Good Life

Make that ‘Bucket list’: Important decisions involve time, money, location and health care

J.R. Reed
J.R. Reed

Centre County has been touted in national publications as a retirement destination for more than 15 years.

The proximity of Penn State and relatively low cost of living as compared to major metropolitan areas draw alumni and those seeking a slower pace. For fans of the seasons, Centre County has a moderate climate.

There has been steady growth in the number of people ages 65 and older in our area. Centre County is a relatively young county due to the presence of a major university, but the percentage of older adults in the population is increasing.

Pennsylvania has a strong tradition of services and supports for older people. In 1972, the Pennsylvania Lottery began offering property tax rebates for those ages 65 and older. Over the years, the lottery has expanded, and funding is provided for prescription assistance, free transit, shared ride, in-home services, senior center programs, home-delivered meals, protective services and information services for older adults.

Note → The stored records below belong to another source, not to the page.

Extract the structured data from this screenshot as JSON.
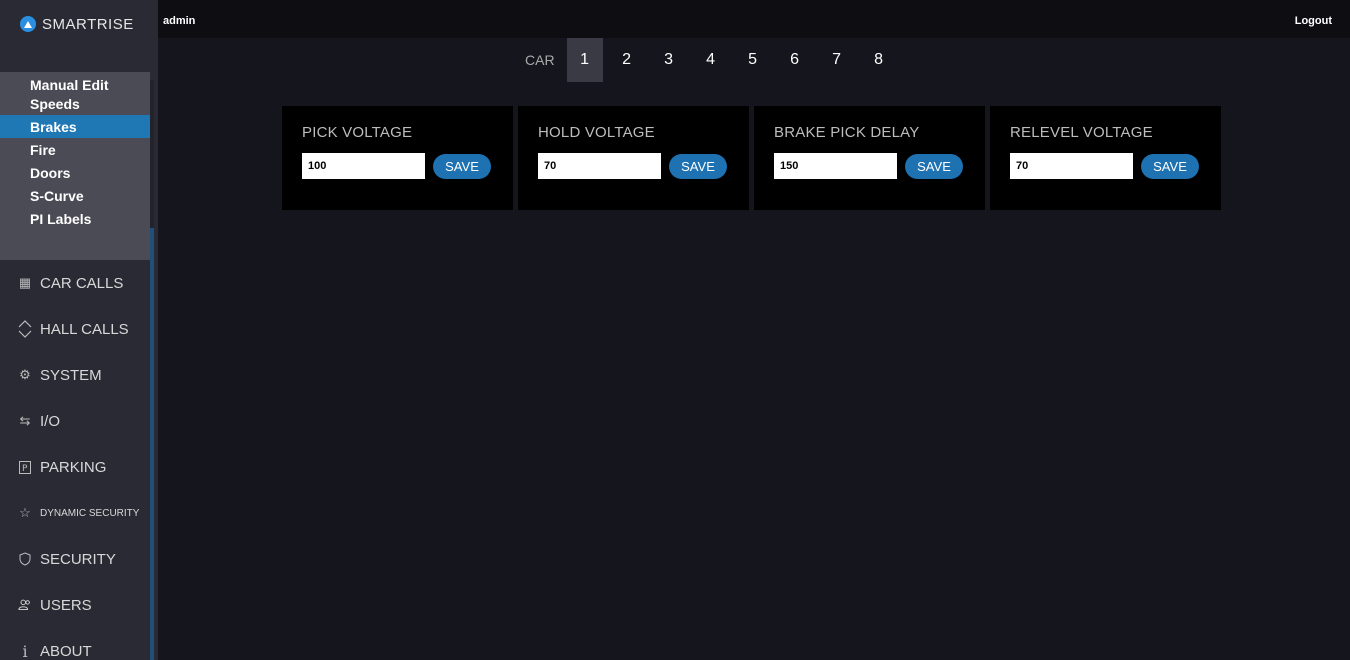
{
  "app": {
    "brand": "SMARTRISE"
  },
  "topbar": {
    "user": "admin",
    "logout": "Logout"
  },
  "submenu": [
    {
      "label": "Manual Edit",
      "active": false
    },
    {
      "label": "Speeds",
      "active": false
    },
    {
      "label": "Brakes",
      "active": true
    },
    {
      "label": "Fire",
      "active": false
    },
    {
      "label": "Doors",
      "active": false
    },
    {
      "label": "S-Curve",
      "active": false
    },
    {
      "label": "PI Labels",
      "active": false
    }
  ],
  "nav": [
    {
      "label": "CAR CALLS",
      "icon": "car-calls-icon"
    },
    {
      "label": "HALL CALLS",
      "icon": "hall-calls-icon"
    },
    {
      "label": "SYSTEM",
      "icon": "gear-icon"
    },
    {
      "label": "I/O",
      "icon": "swap-arrows-icon"
    },
    {
      "label": "PARKING",
      "icon": "parking-icon"
    },
    {
      "label": "DYNAMIC SECURITY",
      "icon": "star-icon"
    },
    {
      "label": "SECURITY",
      "icon": "shield-icon"
    },
    {
      "label": "USERS",
      "icon": "users-icon"
    },
    {
      "label": "ABOUT",
      "icon": "info-icon"
    }
  ],
  "cars": {
    "label": "CAR",
    "tabs": [
      "1",
      "2",
      "3",
      "4",
      "5",
      "6",
      "7",
      "8"
    ],
    "active": "1"
  },
  "cards": [
    {
      "title": "PICK VOLTAGE",
      "value": "100",
      "save": "SAVE"
    },
    {
      "title": "HOLD VOLTAGE",
      "value": "70",
      "save": "SAVE"
    },
    {
      "title": "BRAKE PICK DELAY",
      "value": "150",
      "save": "SAVE"
    },
    {
      "title": "RELEVEL VOLTAGE",
      "value": "70",
      "save": "SAVE"
    }
  ],
  "colors": {
    "accent": "#1e72b2",
    "sidebar": "#2a2a34",
    "background": "#15151d"
  }
}
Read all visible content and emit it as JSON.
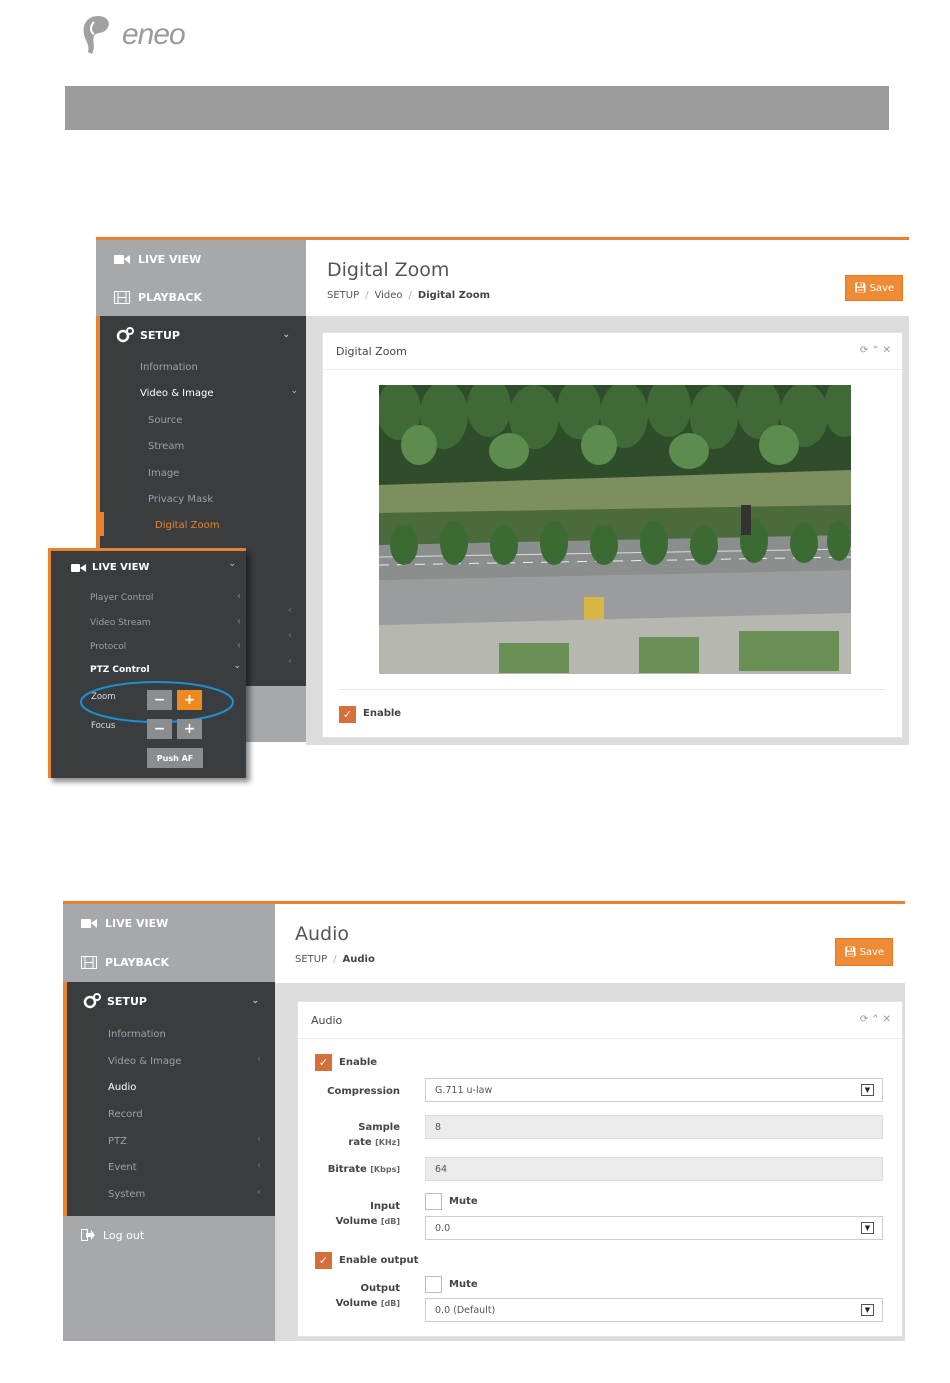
{
  "brand": {
    "logo_text": "eneo"
  },
  "zoom_ui": {
    "nav": {
      "live_view": "LIVE VIEW",
      "playback": "PLAYBACK",
      "setup": "SETUP"
    },
    "setup_items": [
      "Information",
      "Video & Image"
    ],
    "video_items": [
      "Source",
      "Stream",
      "Image",
      "Privacy Mask",
      "Digital Zoom"
    ],
    "page_title": "Digital Zoom",
    "breadcrumb": [
      "SETUP",
      "Video",
      "Digital Zoom"
    ],
    "save_label": "Save",
    "panel_title": "Digital Zoom",
    "enable_label": "Enable",
    "enable_checked": true
  },
  "popout": {
    "title": "LIVE VIEW",
    "items": [
      "Player Control",
      "Video Stream",
      "Protocol"
    ],
    "ptz_label": "PTZ Control",
    "zoom_label": "Zoom",
    "focus_label": "Focus",
    "minus": "−",
    "plus": "+",
    "push_af": "Push AF"
  },
  "audio_ui": {
    "nav": {
      "live_view": "LIVE VIEW",
      "playback": "PLAYBACK",
      "setup": "SETUP",
      "logout": "Log out"
    },
    "setup_items": [
      "Information",
      "Video & Image",
      "Audio",
      "Record",
      "PTZ",
      "Event",
      "System"
    ],
    "page_title": "Audio",
    "breadcrumb": [
      "SETUP",
      "Audio"
    ],
    "save_label": "Save",
    "panel_title": "Audio",
    "enable_label": "Enable",
    "compression_label": "Compression",
    "compression_value": "G.711 u-law",
    "sample_rate_label": "Sample",
    "sample_rate_label2": "rate",
    "sample_rate_unit": "[KHz]",
    "sample_rate_value": "8",
    "bitrate_label": "Bitrate",
    "bitrate_unit": "[Kbps]",
    "bitrate_value": "64",
    "input_label": "Input",
    "input_label2": "Volume",
    "input_unit": "[dB]",
    "mute_label": "Mute",
    "input_value": "0.0",
    "enable_output_label": "Enable output",
    "output_label": "Output",
    "output_label2": "Volume",
    "output_unit": "[dB]",
    "output_value": "0.0 (Default)"
  }
}
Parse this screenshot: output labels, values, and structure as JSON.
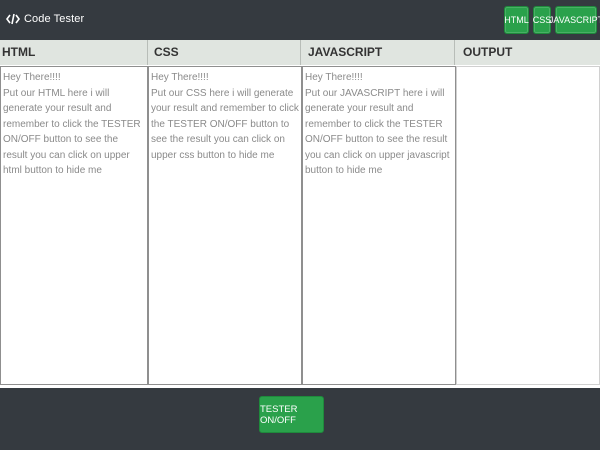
{
  "app": {
    "title": "Code Tester"
  },
  "toggles": {
    "html_label": "HTML",
    "css_label": "CSS",
    "js_label": "JAVASCRIPT"
  },
  "panels": {
    "html": {
      "header": "HTML",
      "text": "Hey There!!!!\nPut our HTML here i will generate your result and remember to click the TESTER ON/OFF button to see the result you can click on upper html button to hide me"
    },
    "css": {
      "header": "CSS",
      "text": "Hey There!!!!\nPut our CSS here i will generate your result and remember to click the TESTER ON/OFF button to see the result you can click on upper css button to hide me"
    },
    "js": {
      "header": "JAVASCRIPT",
      "text": "Hey There!!!!\nPut our JAVASCRIPT here i will generate your result and remember to click the TESTER ON/OFF button to see the result you can click on upper javascript button to hide me"
    },
    "output": {
      "header": "OUTPUT"
    }
  },
  "footer": {
    "tester_label": "TESTER ON/OFF"
  },
  "colors": {
    "bar": "#353a40",
    "accent": "#2aa14b",
    "header_bg": "#e0e5e0"
  },
  "icons": {
    "brand": "code-icon"
  }
}
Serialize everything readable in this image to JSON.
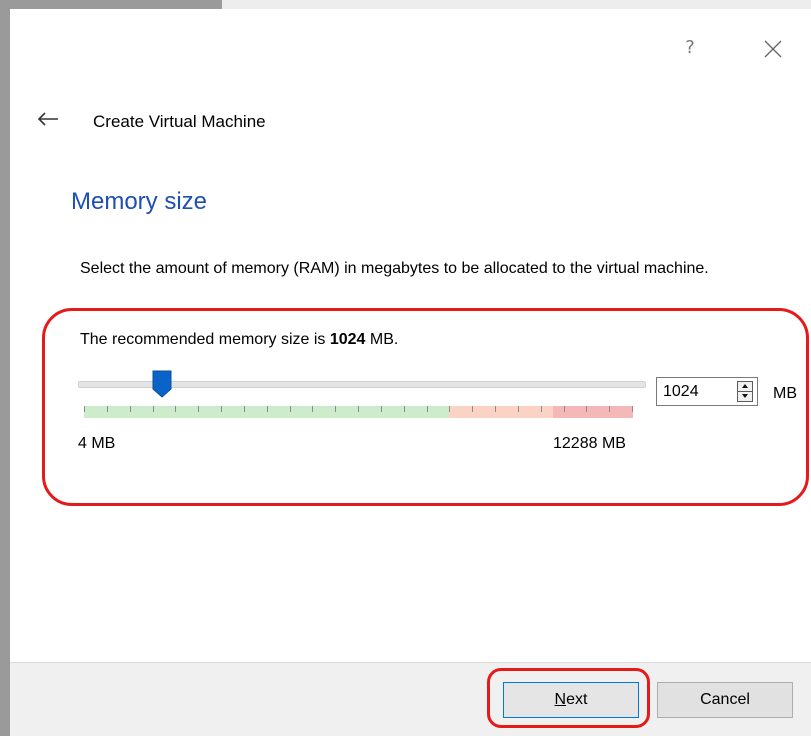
{
  "window": {
    "help_label": "?",
    "close_icon": "close-icon",
    "back_icon": "back-arrow-icon"
  },
  "wizard": {
    "title": "Create Virtual Machine",
    "heading": "Memory size",
    "description": "Select the amount of memory (RAM) in megabytes to be allocated to the virtual machine."
  },
  "memory": {
    "recommended_prefix": "The recommended memory size is ",
    "recommended_value": "1024",
    "recommended_suffix": " MB.",
    "min_label": "4 MB",
    "max_label": "12288 MB",
    "current_value": "1024",
    "unit": "MB",
    "min_mb": 4,
    "max_mb": 12288,
    "value_mb": 1024,
    "safe_limit_fraction": 0.665,
    "warn_limit_fraction": 0.855
  },
  "buttons": {
    "next_mnemonic": "N",
    "next_rest": "ext",
    "cancel": "Cancel"
  },
  "colors": {
    "heading": "#1e4fb5",
    "annotation": "#e51a1a",
    "scale_green": "#cdeccb",
    "scale_orange": "#fbd3c4",
    "scale_red": "#f4b8b8",
    "slider_thumb": "#0a64c8",
    "default_button_border": "#0078d7"
  }
}
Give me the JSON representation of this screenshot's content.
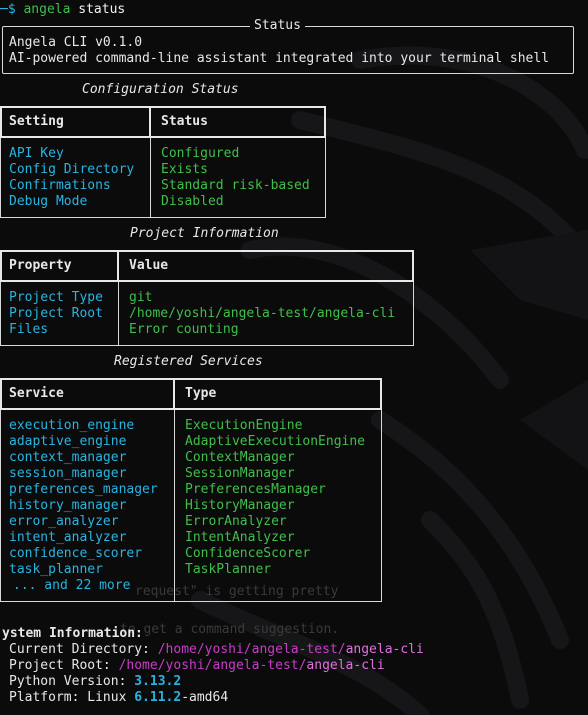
{
  "prompt": {
    "prefix": "─$",
    "command": "angela",
    "argument": "status"
  },
  "status_panel": {
    "title": "Status",
    "line1": "Angela CLI v0.1.0",
    "line2": "AI-powered command-line assistant integrated into your terminal shell"
  },
  "config_table": {
    "title": "Configuration Status",
    "headers": [
      "Setting",
      "Status"
    ],
    "rows": [
      [
        "API Key",
        "Configured"
      ],
      [
        "Config Directory",
        "Exists"
      ],
      [
        "Confirmations",
        "Standard risk-based"
      ],
      [
        "Debug Mode",
        "Disabled"
      ]
    ]
  },
  "project_table": {
    "title": "Project Information",
    "headers": [
      "Property",
      "Value"
    ],
    "rows": [
      [
        "Project Type",
        "git"
      ],
      [
        "Project Root",
        "/home/yoshi/angela-test/angela-cli"
      ],
      [
        "Files",
        "Error counting"
      ]
    ]
  },
  "services_table": {
    "title": "Registered Services",
    "headers": [
      "Service",
      "Type"
    ],
    "rows": [
      [
        "execution_engine",
        "ExecutionEngine"
      ],
      [
        "adaptive_engine",
        "AdaptiveExecutionEngine"
      ],
      [
        "context_manager",
        "ContextManager"
      ],
      [
        "session_manager",
        "SessionManager"
      ],
      [
        "preferences_manager",
        "PreferencesManager"
      ],
      [
        "history_manager",
        "HistoryManager"
      ],
      [
        "error_analyzer",
        "ErrorAnalyzer"
      ],
      [
        "intent_analyzer",
        "IntentAnalyzer"
      ],
      [
        "confidence_scorer",
        "ConfidenceScorer"
      ],
      [
        "task_planner",
        "TaskPlanner"
      ]
    ],
    "more": "... and 22 more"
  },
  "system_info": {
    "title": "ystem Information:",
    "current_dir_label": "Current Directory:",
    "current_dir_path": "/home/yoshi/angela-test/",
    "current_dir_leaf": "angela-cli",
    "project_root_label": "Project Root:",
    "project_root_path": "/home/yoshi/angela-test/",
    "project_root_leaf": "angela-cli",
    "python_label": "Python Version:",
    "python_value": "3.13.2",
    "platform_label": "Platform: Linux",
    "platform_version": "6.11.2",
    "platform_arch": "-amd64"
  },
  "ghost_text": {
    "line1": "request\" is getting pretty",
    "line2": "to get a command suggestion."
  },
  "colors": {
    "background": "#0b0b0c",
    "green": "#3fbf4a",
    "blue": "#29b3e0",
    "magenta": "#c83cc8"
  }
}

While the aging services network tries to prepare for the onslaught of baby boomers, many in that age group do not consider themselves to be older people.

There is no “typical” older person, but there are issues that all people approaching their 60s should think about. People in the U.S. who reach their 60s have a life expectancy of another 20 to 25 years.

There are important decisions about time, money, location and health care that need to be made.

For those who are working, how to spend time is dictated by professional and personal responsibilities.

For those who are anticipating retirement or have already retired, the gift of free time can be the most challenging one to use.

In spite of multitasking, there are only 24 hours in a day, some of which must go to sleeping and daily living activities. The rest of the time is available to pursue interests, volunteer, travel, spend time with family and even work.

A “bucket list” can be a good place to start when deciding how to spend time.

Some individuals seek a life coach or other counselor when making the transition from work to retirement.

Talking with other retirees or the Retired Senior Volunteer Program can also be helpful to hear about leisure and volunteer pursuits that are available.

Money management is an area where older adults should seek trusted advice. There are many excellent resources to learn about investments. Estimating expenses in retirement can be difficult. Most people underestimate costs associated with health care.

Resources such as the Apprise program are available to assist people in choosing health insurance best suited for their needs when they are eligible for Medicare.

While there is a lot of information available online, powers of attorney and estate planning should be discussed with an attorney to be certain that individual situations are covered. Financial planners are also helpful, as are tax accountants.

The stereotype of retirement in a sunny climate rings true for many people. As with other decisions, it is essential to think this through.

Living in a community is different from vacationing in that same community. Access to transportation, shopping, medical care, cultural resources, parks and places of worship is what makes a community livable.

Consider how important it may be to be close to family or friends. Some people are looking for a more traditional senior community while others prefer a mixed neighborhood where they can age in place.

Developing a relationship with a primary care practice is crucial for older adults.

Even the healthiest person can fall ill or suffer an injury that requires health care. Knowing that care is available can be a great comfort in an emergency.

Older adults often put off considering long-term care needs. When the need arises, decisions are made quickly, often by family members.

If there is an opportunity, it is better to visit facilities and get an idea of the types of care provided before the care is needed. Centre County Office of Aging publishes a listing of facilities for the area.

Health care also includes preventive care.

Recreational programs offered through the YMCA, Office of Aging senior centers, local biking and hiking groups and Centre Region Parks and Recreation promote healthy living for all ages.

Retirement planning is never one size fits all. Think about the issues raised above and then evaluate your needs and preferences in each area to make the decisions that are the best for you.

Jane Taylor is the retired director, and J.R. Reed is the acting director of the Centre County Office of Aging. Contact Reed at